TASK TO COMPLETE
Print every entry below exactly, leaving out the pictures.

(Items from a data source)
▬▬▬▬▬▬▬▬▬▬

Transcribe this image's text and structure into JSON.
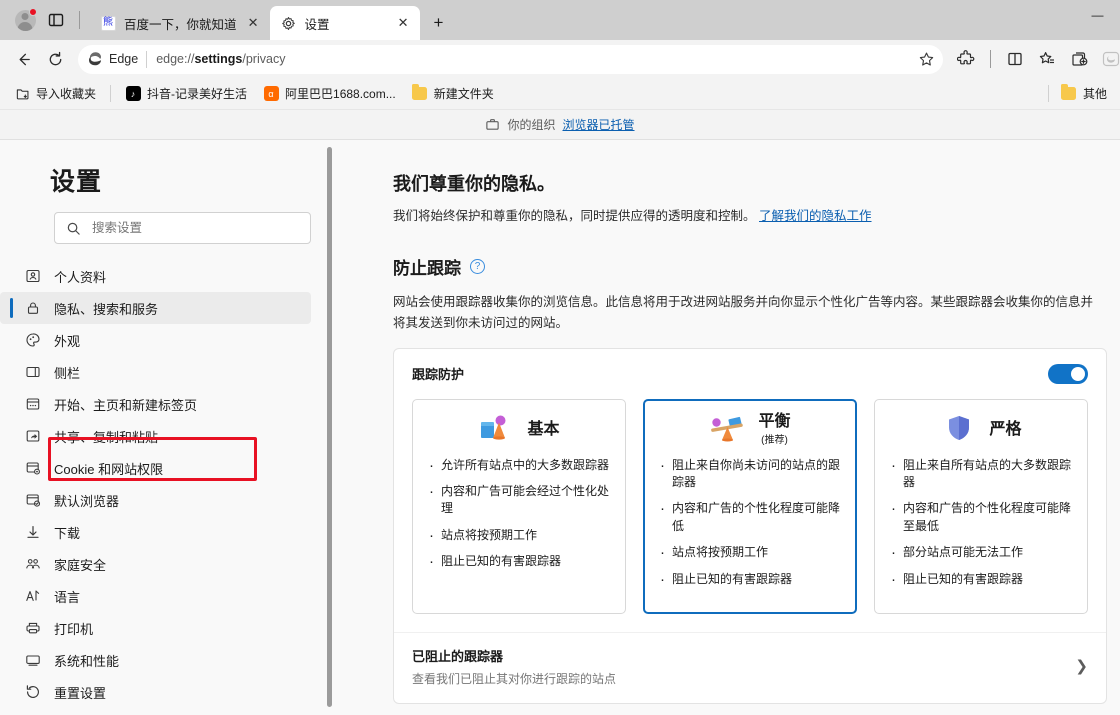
{
  "window": {
    "minimize_label": "—"
  },
  "tabbar": {
    "profile_name": "profile-avatar",
    "tab_list_title": "选项卡操作菜单",
    "tabs": [
      {
        "title": "百度一下，你就知道",
        "favicon": "baidu-favicon",
        "active": false,
        "close_label": "✕"
      },
      {
        "title": "设置",
        "favicon": "gear-icon",
        "active": true,
        "close_label": "✕"
      }
    ],
    "new_tab_label": "+"
  },
  "toolbar": {
    "back_label": "←",
    "refresh_label": "⟳",
    "omnibox": {
      "edge_label": "Edge",
      "url_prefix": "edge://",
      "url_bold": "settings",
      "url_suffix": "/privacy",
      "favorite_icon": "star-icon"
    },
    "right_icons": [
      "extensions-icon",
      "split-screen-icon",
      "favorites-icon",
      "collections-icon",
      "copilot-icon"
    ]
  },
  "bookmarks": {
    "import_label": "导入收藏夹",
    "items": [
      {
        "label": "抖音-记录美好生活",
        "icon": "douyin-favicon"
      },
      {
        "label": "阿里巴巴1688.com...",
        "icon": "alibaba-favicon"
      },
      {
        "label": "新建文件夹",
        "icon": "folder-icon"
      }
    ],
    "other_label": "其他"
  },
  "managed_banner": {
    "prefix": "你的组织",
    "link": "浏览器已托管",
    "icon": "briefcase-icon"
  },
  "sidebar": {
    "title": "设置",
    "search": {
      "placeholder": "搜索设置",
      "value": "",
      "icon": "search-icon"
    },
    "items": [
      {
        "label": "个人资料",
        "icon": "profile-icon",
        "selected": false
      },
      {
        "label": "隐私、搜索和服务",
        "icon": "lock-icon",
        "selected": true
      },
      {
        "label": "外观",
        "icon": "palette-icon",
        "selected": false
      },
      {
        "label": "侧栏",
        "icon": "sidebar-icon",
        "selected": false
      },
      {
        "label": "开始、主页和新建标签页",
        "icon": "home-icon",
        "selected": false
      },
      {
        "label": "共享、复制和粘贴",
        "icon": "share-icon",
        "selected": false
      },
      {
        "label": "Cookie 和网站权限",
        "icon": "cookie-icon",
        "selected": false
      },
      {
        "label": "默认浏览器",
        "icon": "default-browser-icon",
        "selected": false
      },
      {
        "label": "下载",
        "icon": "download-icon",
        "selected": false
      },
      {
        "label": "家庭安全",
        "icon": "family-icon",
        "selected": false
      },
      {
        "label": "语言",
        "icon": "language-icon",
        "selected": false
      },
      {
        "label": "打印机",
        "icon": "printer-icon",
        "selected": false
      },
      {
        "label": "系统和性能",
        "icon": "system-icon",
        "selected": false
      },
      {
        "label": "重置设置",
        "icon": "reset-icon",
        "selected": false
      }
    ]
  },
  "main": {
    "privacy_heading": "我们尊重你的隐私。",
    "privacy_desc": "我们将始终保护和尊重你的隐私，同时提供应得的透明度和控制。",
    "privacy_link": "了解我们的隐私工作",
    "tracking_heading": "防止跟踪",
    "tracking_help_icon": "help-icon",
    "tracking_desc": "网站会使用跟踪器收集你的浏览信息。此信息将用于改进网站服务并向你显示个性化广告等内容。某些跟踪器会收集你的信息并将其发送到你未访问过的网站。",
    "tracking_card": {
      "label": "跟踪防护",
      "toggle_on": true,
      "toggle_color": "#1173c7"
    },
    "options": [
      {
        "title": "基本",
        "subtitle": "",
        "icon": "shapes-icon",
        "selected": false,
        "bullets": [
          "允许所有站点中的大多数跟踪器",
          "内容和广告可能会经过个性化处理",
          "站点将按预期工作",
          "阻止已知的有害跟踪器"
        ]
      },
      {
        "title": "平衡",
        "subtitle": "(推荐)",
        "icon": "balance-icon",
        "selected": true,
        "bullets": [
          "阻止来自你尚未访问的站点的跟踪器",
          "内容和广告的个性化程度可能降低",
          "站点将按预期工作",
          "阻止已知的有害跟踪器"
        ]
      },
      {
        "title": "严格",
        "subtitle": "",
        "icon": "shield-icon",
        "selected": false,
        "bullets": [
          "阻止来自所有站点的大多数跟踪器",
          "内容和广告的个性化程度可能降至最低",
          "部分站点可能无法工作",
          "阻止已知的有害跟踪器"
        ]
      }
    ],
    "blocked_row": {
      "title": "已阻止的跟踪器",
      "subtitle": "查看我们已阻止其对你进行跟踪的站点",
      "chevron": "❯"
    }
  },
  "colors": {
    "accent": "#0f6cbd",
    "toggle": "#1173c7",
    "link": "#0b5fb0",
    "annotation": "#e81123"
  }
}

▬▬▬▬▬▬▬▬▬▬

PROBLEM SOLUTION
Transcribe this image's text and structure into JSON.
{
  "window": {
    "minimize_label": "—"
  },
  "tabbar": {
    "profile_name": "profile-avatar",
    "tab_list_title": "选项卡操作菜单",
    "tabs": [
      {
        "title": "百度一下，你就知道",
        "favicon": "baidu-favicon",
        "active": false,
        "close_label": "✕"
      },
      {
        "title": "设置",
        "favicon": "gear-icon",
        "active": true,
        "close_label": "✕"
      }
    ],
    "new_tab_label": "+"
  },
  "toolbar": {
    "back_label": "←",
    "refresh_label": "⟳",
    "omnibox": {
      "edge_label": "Edge",
      "url_prefix": "edge://",
      "url_bold": "settings",
      "url_suffix": "/privacy",
      "favorite_icon": "star-icon"
    },
    "right_icons": [
      "extensions-icon",
      "split-screen-icon",
      "favorites-icon",
      "collections-icon",
      "copilot-icon"
    ]
  },
  "bookmarks": {
    "import_label": "导入收藏夹",
    "items": [
      {
        "label": "抖音-记录美好生活",
        "icon": "douyin-favicon"
      },
      {
        "label": "阿里巴巴1688.com...",
        "icon": "alibaba-favicon"
      },
      {
        "label": "新建文件夹",
        "icon": "folder-icon"
      }
    ],
    "other_label": "其他"
  },
  "managed_banner": {
    "prefix": "你的组织",
    "link": "浏览器已托管",
    "icon": "briefcase-icon"
  },
  "sidebar": {
    "title": "设置",
    "search": {
      "placeholder": "搜索设置",
      "value": "",
      "icon": "search-icon"
    },
    "items": [
      {
        "label": "个人资料",
        "icon": "profile-icon",
        "selected": false
      },
      {
        "label": "隐私、搜索和服务",
        "icon": "lock-icon",
        "selected": true
      },
      {
        "label": "外观",
        "icon": "palette-icon",
        "selected": false
      },
      {
        "label": "侧栏",
        "icon": "sidebar-icon",
        "selected": false
      },
      {
        "label": "开始、主页和新建标签页",
        "icon": "home-icon",
        "selected": false
      },
      {
        "label": "共享、复制和粘贴",
        "icon": "share-icon",
        "selected": false
      },
      {
        "label": "Cookie 和网站权限",
        "icon": "cookie-icon",
        "selected": false
      },
      {
        "label": "默认浏览器",
        "icon": "default-browser-icon",
        "selected": false
      },
      {
        "label": "下载",
        "icon": "download-icon",
        "selected": false
      },
      {
        "label": "家庭安全",
        "icon": "family-icon",
        "selected": false
      },
      {
        "label": "语言",
        "icon": "language-icon",
        "selected": false
      },
      {
        "label": "打印机",
        "icon": "printer-icon",
        "selected": false
      },
      {
        "label": "系统和性能",
        "icon": "system-icon",
        "selected": false
      },
      {
        "label": "重置设置",
        "icon": "reset-icon",
        "selected": false
      }
    ]
  },
  "main": {
    "privacy_heading": "我们尊重你的隐私。",
    "privacy_desc": "我们将始终保护和尊重你的隐私，同时提供应得的透明度和控制。",
    "privacy_link": "了解我们的隐私工作",
    "tracking_heading": "防止跟踪",
    "tracking_help_icon": "help-icon",
    "tracking_desc": "网站会使用跟踪器收集你的浏览信息。此信息将用于改进网站服务并向你显示个性化广告等内容。某些跟踪器会收集你的信息并将其发送到你未访问过的网站。",
    "tracking_card": {
      "label": "跟踪防护",
      "toggle_on": true,
      "toggle_color": "#1173c7"
    },
    "options": [
      {
        "title": "基本",
        "subtitle": "",
        "icon": "shapes-icon",
        "selected": false,
        "bullets": [
          "允许所有站点中的大多数跟踪器",
          "内容和广告可能会经过个性化处理",
          "站点将按预期工作",
          "阻止已知的有害跟踪器"
        ]
      },
      {
        "title": "平衡",
        "subtitle": "(推荐)",
        "icon": "balance-icon",
        "selected": true,
        "bullets": [
          "阻止来自你尚未访问的站点的跟踪器",
          "内容和广告的个性化程度可能降低",
          "站点将按预期工作",
          "阻止已知的有害跟踪器"
        ]
      },
      {
        "title": "严格",
        "subtitle": "",
        "icon": "shield-icon",
        "selected": false,
        "bullets": [
          "阻止来自所有站点的大多数跟踪器",
          "内容和广告的个性化程度可能降至最低",
          "部分站点可能无法工作",
          "阻止已知的有害跟踪器"
        ]
      }
    ],
    "blocked_row": {
      "title": "已阻止的跟踪器",
      "subtitle": "查看我们已阻止其对你进行跟踪的站点",
      "chevron": "❯"
    }
  },
  "colors": {
    "accent": "#0f6cbd",
    "toggle": "#1173c7",
    "link": "#0b5fb0",
    "annotation": "#e81123"
  }
}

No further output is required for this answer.